* **ACTION ITEM**: In the records below, find the line containing "Decode this image"; give it again exactly, along with every line that follows, and nothing else.

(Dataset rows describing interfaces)
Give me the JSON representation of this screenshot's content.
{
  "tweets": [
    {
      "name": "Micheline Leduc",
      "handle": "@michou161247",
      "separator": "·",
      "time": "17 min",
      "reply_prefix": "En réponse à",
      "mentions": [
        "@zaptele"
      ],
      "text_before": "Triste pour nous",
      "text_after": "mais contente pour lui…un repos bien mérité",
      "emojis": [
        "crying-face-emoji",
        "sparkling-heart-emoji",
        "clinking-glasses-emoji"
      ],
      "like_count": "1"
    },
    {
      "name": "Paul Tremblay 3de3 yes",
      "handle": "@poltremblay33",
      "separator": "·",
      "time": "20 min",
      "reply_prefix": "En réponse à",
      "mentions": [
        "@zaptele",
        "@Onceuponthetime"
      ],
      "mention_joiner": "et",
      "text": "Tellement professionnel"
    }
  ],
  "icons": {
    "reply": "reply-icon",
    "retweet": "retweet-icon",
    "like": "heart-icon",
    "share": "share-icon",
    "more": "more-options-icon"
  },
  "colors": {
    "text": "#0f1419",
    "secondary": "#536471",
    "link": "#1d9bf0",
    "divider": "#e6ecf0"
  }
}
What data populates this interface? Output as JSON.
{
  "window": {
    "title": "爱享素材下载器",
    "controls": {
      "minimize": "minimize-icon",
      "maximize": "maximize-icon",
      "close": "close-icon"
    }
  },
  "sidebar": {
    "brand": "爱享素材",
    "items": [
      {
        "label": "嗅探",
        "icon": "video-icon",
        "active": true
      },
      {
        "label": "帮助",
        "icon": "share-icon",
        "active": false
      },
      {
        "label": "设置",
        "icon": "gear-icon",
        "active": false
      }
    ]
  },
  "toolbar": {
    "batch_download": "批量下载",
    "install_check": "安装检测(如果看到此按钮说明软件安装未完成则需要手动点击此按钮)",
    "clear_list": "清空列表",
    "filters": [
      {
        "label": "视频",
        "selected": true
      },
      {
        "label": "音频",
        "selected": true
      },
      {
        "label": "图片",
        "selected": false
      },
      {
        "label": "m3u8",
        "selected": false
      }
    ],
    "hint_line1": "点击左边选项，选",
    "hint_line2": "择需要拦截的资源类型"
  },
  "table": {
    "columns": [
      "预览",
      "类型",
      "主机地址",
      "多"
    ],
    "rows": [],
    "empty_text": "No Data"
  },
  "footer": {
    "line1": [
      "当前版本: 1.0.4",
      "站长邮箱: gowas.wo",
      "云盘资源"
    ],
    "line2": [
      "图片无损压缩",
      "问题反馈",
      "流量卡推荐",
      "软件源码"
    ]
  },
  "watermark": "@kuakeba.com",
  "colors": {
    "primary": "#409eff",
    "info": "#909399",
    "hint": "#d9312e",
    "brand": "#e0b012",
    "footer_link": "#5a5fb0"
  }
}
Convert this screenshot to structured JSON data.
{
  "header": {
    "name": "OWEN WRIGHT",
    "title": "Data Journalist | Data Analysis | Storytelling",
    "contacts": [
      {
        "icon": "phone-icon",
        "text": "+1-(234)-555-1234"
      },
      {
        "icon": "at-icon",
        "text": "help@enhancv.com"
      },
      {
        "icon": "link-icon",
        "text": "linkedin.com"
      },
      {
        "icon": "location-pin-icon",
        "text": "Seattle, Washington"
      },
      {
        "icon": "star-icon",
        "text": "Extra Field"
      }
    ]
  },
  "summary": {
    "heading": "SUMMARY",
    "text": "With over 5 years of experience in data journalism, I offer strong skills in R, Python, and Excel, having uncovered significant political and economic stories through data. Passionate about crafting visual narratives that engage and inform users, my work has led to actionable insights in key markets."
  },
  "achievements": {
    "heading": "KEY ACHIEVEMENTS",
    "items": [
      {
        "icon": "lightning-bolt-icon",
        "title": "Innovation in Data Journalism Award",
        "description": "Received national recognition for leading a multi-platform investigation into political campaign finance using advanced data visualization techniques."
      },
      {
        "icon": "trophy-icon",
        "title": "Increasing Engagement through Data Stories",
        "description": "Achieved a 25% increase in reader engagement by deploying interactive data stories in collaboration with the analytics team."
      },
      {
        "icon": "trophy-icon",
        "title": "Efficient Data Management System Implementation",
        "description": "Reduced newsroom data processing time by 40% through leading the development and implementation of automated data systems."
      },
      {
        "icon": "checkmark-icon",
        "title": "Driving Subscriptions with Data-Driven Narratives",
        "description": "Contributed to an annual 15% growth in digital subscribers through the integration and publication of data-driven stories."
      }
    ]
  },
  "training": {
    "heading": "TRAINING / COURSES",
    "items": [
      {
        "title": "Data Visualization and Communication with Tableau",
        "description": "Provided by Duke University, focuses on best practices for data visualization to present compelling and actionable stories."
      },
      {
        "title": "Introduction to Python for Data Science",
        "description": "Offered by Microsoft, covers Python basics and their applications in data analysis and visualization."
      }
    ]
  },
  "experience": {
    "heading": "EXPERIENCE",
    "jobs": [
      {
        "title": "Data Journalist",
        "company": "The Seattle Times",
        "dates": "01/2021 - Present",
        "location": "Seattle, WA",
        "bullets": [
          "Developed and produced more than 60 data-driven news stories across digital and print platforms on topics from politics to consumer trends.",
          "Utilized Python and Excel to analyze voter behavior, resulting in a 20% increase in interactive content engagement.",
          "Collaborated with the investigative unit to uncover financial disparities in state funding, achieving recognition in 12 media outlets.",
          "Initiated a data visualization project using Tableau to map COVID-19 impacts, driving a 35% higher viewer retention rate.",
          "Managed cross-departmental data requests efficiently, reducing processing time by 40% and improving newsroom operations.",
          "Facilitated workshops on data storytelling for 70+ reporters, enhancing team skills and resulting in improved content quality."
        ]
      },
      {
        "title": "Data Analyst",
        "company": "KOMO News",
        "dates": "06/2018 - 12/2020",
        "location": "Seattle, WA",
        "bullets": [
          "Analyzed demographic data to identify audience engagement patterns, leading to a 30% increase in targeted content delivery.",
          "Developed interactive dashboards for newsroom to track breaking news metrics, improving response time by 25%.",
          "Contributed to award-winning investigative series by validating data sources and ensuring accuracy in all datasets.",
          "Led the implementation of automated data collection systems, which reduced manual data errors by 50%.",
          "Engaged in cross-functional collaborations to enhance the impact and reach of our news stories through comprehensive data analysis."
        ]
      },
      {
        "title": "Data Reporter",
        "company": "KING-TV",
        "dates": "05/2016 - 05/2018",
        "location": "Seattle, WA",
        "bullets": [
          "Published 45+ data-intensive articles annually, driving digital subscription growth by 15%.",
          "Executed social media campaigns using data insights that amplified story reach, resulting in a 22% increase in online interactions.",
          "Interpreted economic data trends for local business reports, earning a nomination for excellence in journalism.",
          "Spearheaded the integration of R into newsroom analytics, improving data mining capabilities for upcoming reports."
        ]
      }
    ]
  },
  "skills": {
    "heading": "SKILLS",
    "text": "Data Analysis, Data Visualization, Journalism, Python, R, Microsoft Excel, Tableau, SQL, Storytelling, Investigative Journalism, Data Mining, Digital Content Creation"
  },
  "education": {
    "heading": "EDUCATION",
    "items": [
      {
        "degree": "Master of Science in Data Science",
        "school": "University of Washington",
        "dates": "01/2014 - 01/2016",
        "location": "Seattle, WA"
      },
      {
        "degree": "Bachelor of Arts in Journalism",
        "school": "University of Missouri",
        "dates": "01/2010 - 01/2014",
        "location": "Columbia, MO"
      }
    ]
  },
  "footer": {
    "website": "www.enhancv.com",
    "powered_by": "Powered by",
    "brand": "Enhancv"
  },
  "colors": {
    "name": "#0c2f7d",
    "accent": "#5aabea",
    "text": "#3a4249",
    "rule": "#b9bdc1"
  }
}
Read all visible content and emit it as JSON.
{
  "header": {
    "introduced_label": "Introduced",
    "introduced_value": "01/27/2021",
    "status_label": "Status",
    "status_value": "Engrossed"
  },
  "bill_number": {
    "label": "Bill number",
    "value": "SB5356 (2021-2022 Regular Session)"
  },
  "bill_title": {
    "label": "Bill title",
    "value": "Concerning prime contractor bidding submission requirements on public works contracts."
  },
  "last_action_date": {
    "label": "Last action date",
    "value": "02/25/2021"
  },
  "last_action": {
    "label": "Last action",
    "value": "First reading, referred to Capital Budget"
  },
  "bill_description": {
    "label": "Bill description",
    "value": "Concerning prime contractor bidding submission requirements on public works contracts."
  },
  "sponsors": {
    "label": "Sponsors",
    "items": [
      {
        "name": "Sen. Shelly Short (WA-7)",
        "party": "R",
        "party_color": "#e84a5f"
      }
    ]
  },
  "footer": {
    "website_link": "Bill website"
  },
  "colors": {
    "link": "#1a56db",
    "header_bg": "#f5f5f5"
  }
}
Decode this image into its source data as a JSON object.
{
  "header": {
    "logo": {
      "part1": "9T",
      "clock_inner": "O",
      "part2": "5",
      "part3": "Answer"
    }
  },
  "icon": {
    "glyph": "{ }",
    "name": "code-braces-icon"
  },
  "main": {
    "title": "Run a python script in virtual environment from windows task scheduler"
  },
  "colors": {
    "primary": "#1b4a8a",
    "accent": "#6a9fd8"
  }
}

* **COMPLETED TASK**:
Decode this image into its source data as a JSON object.
{
  "header": {
    "logo": {
      "part1": "9T",
      "clock_inner": "O",
      "part2": "5",
      "part3": "Answer"
    }
  },
  "icon": {
    "glyph": "{ }",
    "name": "code-braces-icon"
  },
  "main": {
    "title": "Run a python script in virtual environment from windows task scheduler"
  },
  "colors": {
    "primary": "#1b4a8a",
    "accent": "#6a9fd8"
  }
}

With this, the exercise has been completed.